I did receive notice that the DNA sample I sent into 23andMe was ready to review. I've been working through the information presented. The medical information is far more interesting than I'd suspected, though there is little new information - with the exception that I am unusually sensitive to a medication that has had great prominence in our household these last few weeks. Explains some of our recent adventures...

I am beginning to contact some of the 985 "cousins" that were identified.  985.  Really.  I hope the 800 plus identified as "distant" aren't waiting up.

One early success connected me to someone with deep Washington County, TN roots and some common surnames. I'm looking forward to seeing if we can make any paper connection for we appear to descend from previously unlinked Duncan and Mulkey families. You know the situation - same name, same place, same time but no evidence connecting the two families. Maybe the minute snip of DNA we share will point us toward a connection.

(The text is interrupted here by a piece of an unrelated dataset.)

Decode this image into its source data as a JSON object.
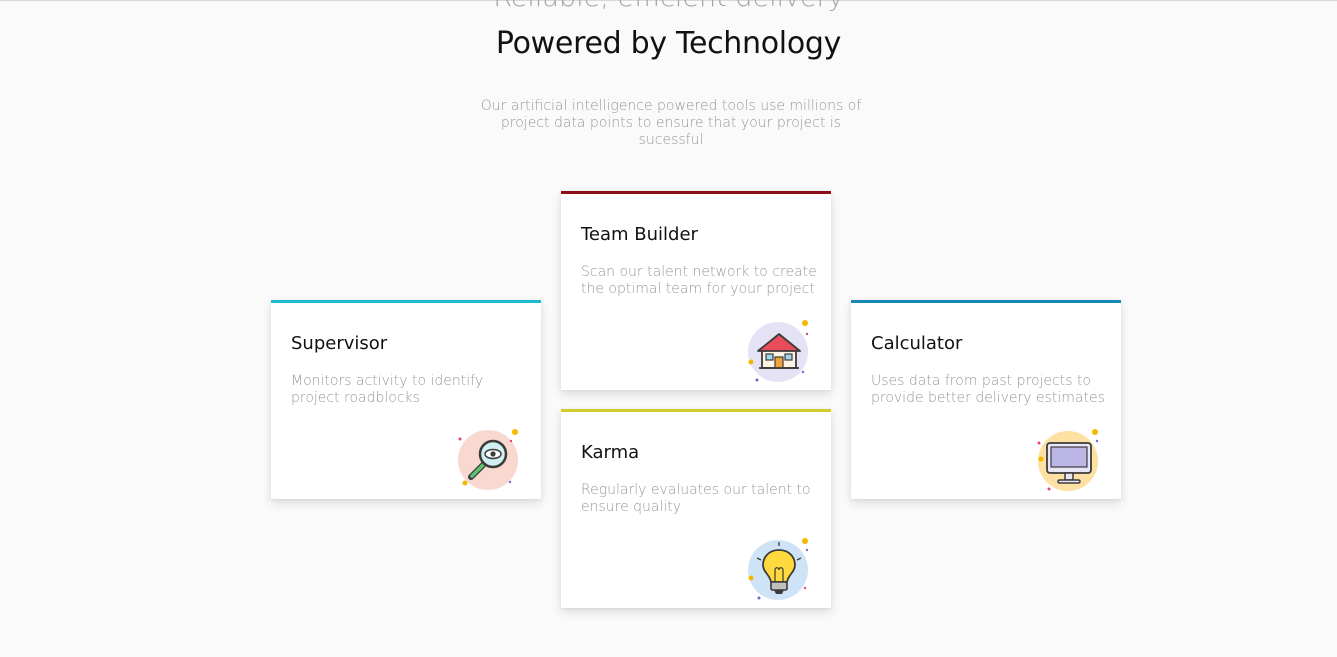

I doubt I'll ever catch up on blog reading, and it will take a few days at least to pull out my working piles that were stowed away. I did see Family Tree Magazine's announcement of its 40 Best Genealogy Blogs and raised a cup of coffee in honor of them all. Superb choices and great reading. Congratulations!

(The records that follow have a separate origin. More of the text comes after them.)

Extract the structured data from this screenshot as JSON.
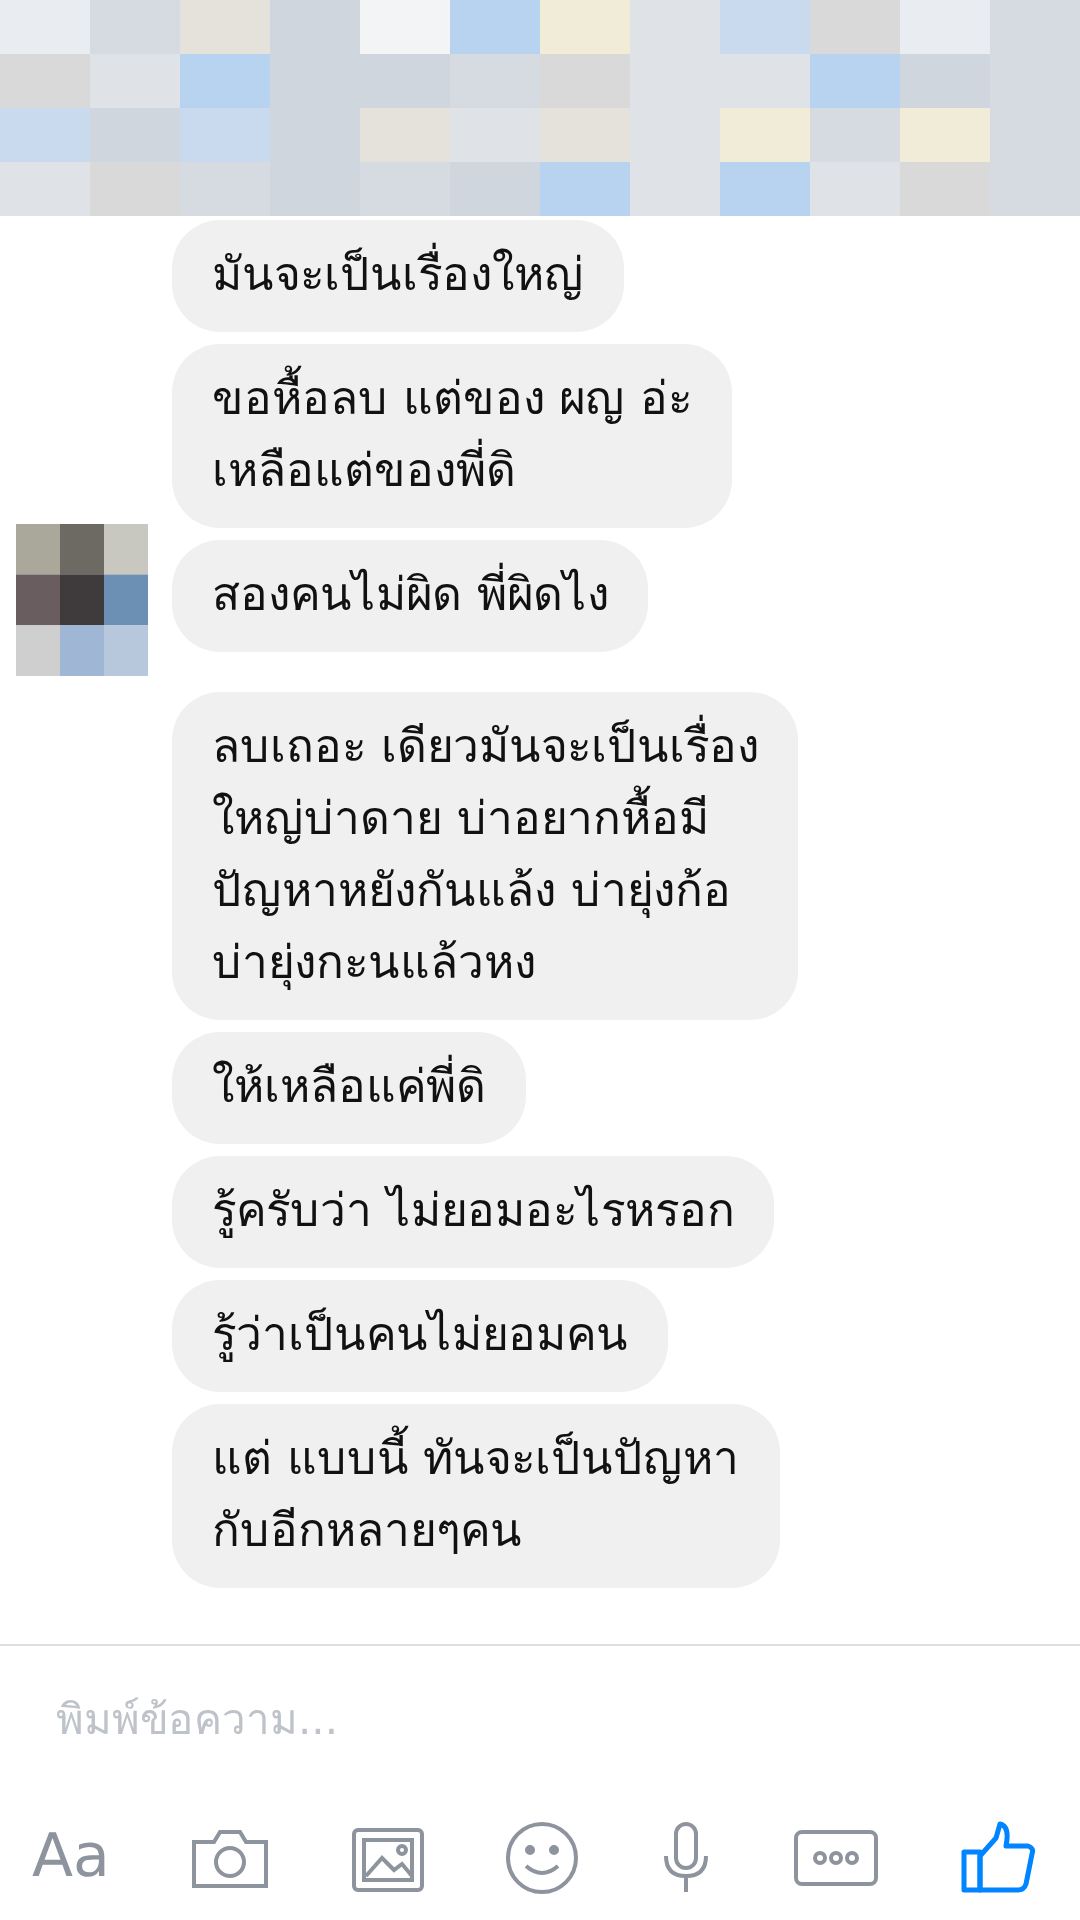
{
  "groups": [
    {
      "avatar": true,
      "messages": [
        "มันจะเป็นเรื่องใหญ่",
        "ขอหื้อลบ แต่ของ ผญ อ่ะ\nเหลือแต่ของพี่ดิ",
        "สองคนไม่ผิด พี่ผิดไง"
      ]
    },
    {
      "avatar": false,
      "messages": [
        "ลบเถอะ เดียวมันจะเป็นเรื่อง\nใหญ่บ่าดาย บ่าอยากหื้อมี\nปัญหาหยังกันแล้ง บ่ายุ่งก้อ\nบ่ายุ่งกะนแล้วหง",
        "ให้เหลือแค่พี่ดิ",
        "รู้ครับว่า ไม่ยอมอะไรหรอก",
        "รู้ว่าเป็นคนไม่ยอมคน",
        "แต่ แบบนี้ ทันจะเป็นปัญหา\nกับอีกหลายๆคน"
      ]
    }
  ],
  "composer": {
    "placeholder": "พิมพ์ข้อความ..."
  },
  "toolbar": {
    "text_button": "Aa"
  }
}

Blog reading will be even more fun while I'm searching for some new blogs to read. With over 1700 blogs listed at Geneabloggers I know I've barely scratched the surface. But two of my favorite bloggers (love fest!) Yvonne at The Mashburn Collection and Margel at 2338 Washington Blvd. have awarded me the "One Lovely Blogger" award. I need to pass it on to 15 new to me blogs - and frankly I'm so out of the loop right now I can barely remember my own blog's name. Give me a week or two to get my head above ground and I'll do you both proud. Thank you Yvonne and Margel. The camaraderie and support from other genealogy bloggers has been the single most exciting and unexpected gift of this last year.

Happy Spring!

Wednesday, March 2, 2011

Four Sawyer Girls, 1893 - Wordless Wednesday

Four daughters of Gee and Catherine Conway Sawyer
Emma, Selma, Clevel and Lillian (standing behind) c. 1893